Note: As of 2008, this site and several others in the vicinity are being explored as a single entity by Freegold Ventures Inc. (Freeman, 2008) Considerable new mineralization has been discovered that indicates this is part of a larger mineralized system that is described as a separate ARDF site (LG207).
This antimony prospect was uncovered during placer mining operations and was described by Henry Joesting in a report to the Alaska Territorial Department of Mines in 1942. The antimony ore occurs as stibnite in a zone of white quartz and gouge that strikes east-west across the valley of Willow Creek (Joesting, 1942; ATDM PE 49-7). In the hydraulic cut where the overburden and gravel had been removed, high-grade ore could be traced continuously from the west side of the cut to the creek, a distance of about 75 feet. Ore is also found on the east side of the cut, about 100 feet from the creek. Between these two showings of ore, the zone consists mainly of quartz and gouge, with minor amounts of stibnite and pyrite, and occasionally arsenopyrite. Some pieces of high-grade stibnite found on the surface measured about a foot across. Most of the ore is fine-grained and massive with a minor portion made up of coarse-bladed crystals of stibnite. The higher grade portions contained 56 percent antimony. Small amounts of pyrite and arsenopyrite occur in the lower grade material.
The bedrock is mainly a soft, badly weathered biotite schist, with considerable clay. The schist strikes east and dips steeply north. Several thin limestone beds were noted. A few of these beds about 100 feet upstream from the stibnite prospect contain sphalerite and pyrite. Numerous small veins and lenses of glassy quartz were also noted in the bedrock. Some contain small amounts of pyrite, arsenopyrite, and sphalerite.
Geologic map unit (-147.457647447591, 65.0612765419963)
Mineral deposit model Stibnite-quartz vein (Cox and Singer, 1986; model 27d).
Mineral deposit model number 27d
Age of mineralization Probably about 90 Ma based on analogy with similar gold deposits nearby.
Alteration of deposit Not stated.
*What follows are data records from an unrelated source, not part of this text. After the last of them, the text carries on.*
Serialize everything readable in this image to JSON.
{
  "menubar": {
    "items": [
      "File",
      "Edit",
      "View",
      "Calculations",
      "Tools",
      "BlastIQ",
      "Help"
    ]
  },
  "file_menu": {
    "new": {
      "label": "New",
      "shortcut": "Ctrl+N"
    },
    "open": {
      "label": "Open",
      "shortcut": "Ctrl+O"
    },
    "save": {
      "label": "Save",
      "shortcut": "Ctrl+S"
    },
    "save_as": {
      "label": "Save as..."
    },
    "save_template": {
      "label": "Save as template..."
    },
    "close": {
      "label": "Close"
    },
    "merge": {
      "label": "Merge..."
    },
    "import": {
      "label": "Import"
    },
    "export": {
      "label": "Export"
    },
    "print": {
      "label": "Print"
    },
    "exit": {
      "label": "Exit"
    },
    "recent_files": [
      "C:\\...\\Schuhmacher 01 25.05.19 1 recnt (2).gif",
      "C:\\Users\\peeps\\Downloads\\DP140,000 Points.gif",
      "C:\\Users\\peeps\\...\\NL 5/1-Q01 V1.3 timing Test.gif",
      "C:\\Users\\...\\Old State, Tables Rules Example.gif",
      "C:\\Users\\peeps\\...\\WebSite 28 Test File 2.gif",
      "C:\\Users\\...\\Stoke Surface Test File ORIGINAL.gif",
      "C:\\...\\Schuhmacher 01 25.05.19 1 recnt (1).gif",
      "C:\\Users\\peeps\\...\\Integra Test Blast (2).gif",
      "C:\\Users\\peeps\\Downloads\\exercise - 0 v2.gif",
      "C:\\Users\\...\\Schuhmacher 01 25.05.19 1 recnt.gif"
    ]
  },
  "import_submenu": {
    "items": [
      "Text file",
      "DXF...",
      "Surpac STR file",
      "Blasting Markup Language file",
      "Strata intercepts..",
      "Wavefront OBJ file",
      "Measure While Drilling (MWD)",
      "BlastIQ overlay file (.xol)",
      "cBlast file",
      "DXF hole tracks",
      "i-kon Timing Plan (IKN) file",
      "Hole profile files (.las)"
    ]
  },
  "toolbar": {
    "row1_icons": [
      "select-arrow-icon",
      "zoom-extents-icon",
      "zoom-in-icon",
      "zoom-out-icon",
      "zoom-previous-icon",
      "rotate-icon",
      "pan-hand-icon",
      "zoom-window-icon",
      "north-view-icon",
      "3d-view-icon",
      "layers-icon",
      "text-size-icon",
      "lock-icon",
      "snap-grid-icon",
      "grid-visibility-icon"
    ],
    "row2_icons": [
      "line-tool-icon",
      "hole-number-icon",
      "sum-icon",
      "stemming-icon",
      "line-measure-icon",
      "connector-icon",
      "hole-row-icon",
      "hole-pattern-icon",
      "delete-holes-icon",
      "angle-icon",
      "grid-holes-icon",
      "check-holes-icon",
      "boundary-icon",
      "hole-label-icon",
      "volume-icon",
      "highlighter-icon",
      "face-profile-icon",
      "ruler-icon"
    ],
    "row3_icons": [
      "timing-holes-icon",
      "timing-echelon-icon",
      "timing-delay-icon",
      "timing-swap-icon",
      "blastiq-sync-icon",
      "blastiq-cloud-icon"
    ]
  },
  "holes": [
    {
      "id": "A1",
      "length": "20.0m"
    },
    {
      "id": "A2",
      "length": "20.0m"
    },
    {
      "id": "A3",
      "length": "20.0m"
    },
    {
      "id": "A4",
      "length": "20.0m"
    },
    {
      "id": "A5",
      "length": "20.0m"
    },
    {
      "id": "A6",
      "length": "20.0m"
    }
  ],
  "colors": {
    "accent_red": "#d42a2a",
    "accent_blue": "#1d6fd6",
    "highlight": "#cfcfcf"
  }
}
Production and reserves

Workings or exploration The vein was exposed by a hydraulic cut during placer mining operations.
Indication of production None
Production notes No record of production.

References

MRDS Number A015500; D002661

References

Freeman, C.J., 2008, Executive summary report for the Golden Summit project, Fairbanks Mining District, Alaska: Unpublished Technical Report for Freegold Ventures Ltd., 112 p. (posted on www.sedar.com, March 31, 2008).
Smith, S.S., 1917, The mining industry in the territory of Alaska during the calendar year 1915: U.S. Bureau of Mines Bulletin 142, 66 p.
Reporters C.J. Freeman, J.R. Guidetti Schaefer (Avalon Development Corporation); D.J. Grybeck (Port Ludlow, WA)
Last report date 6/5/2008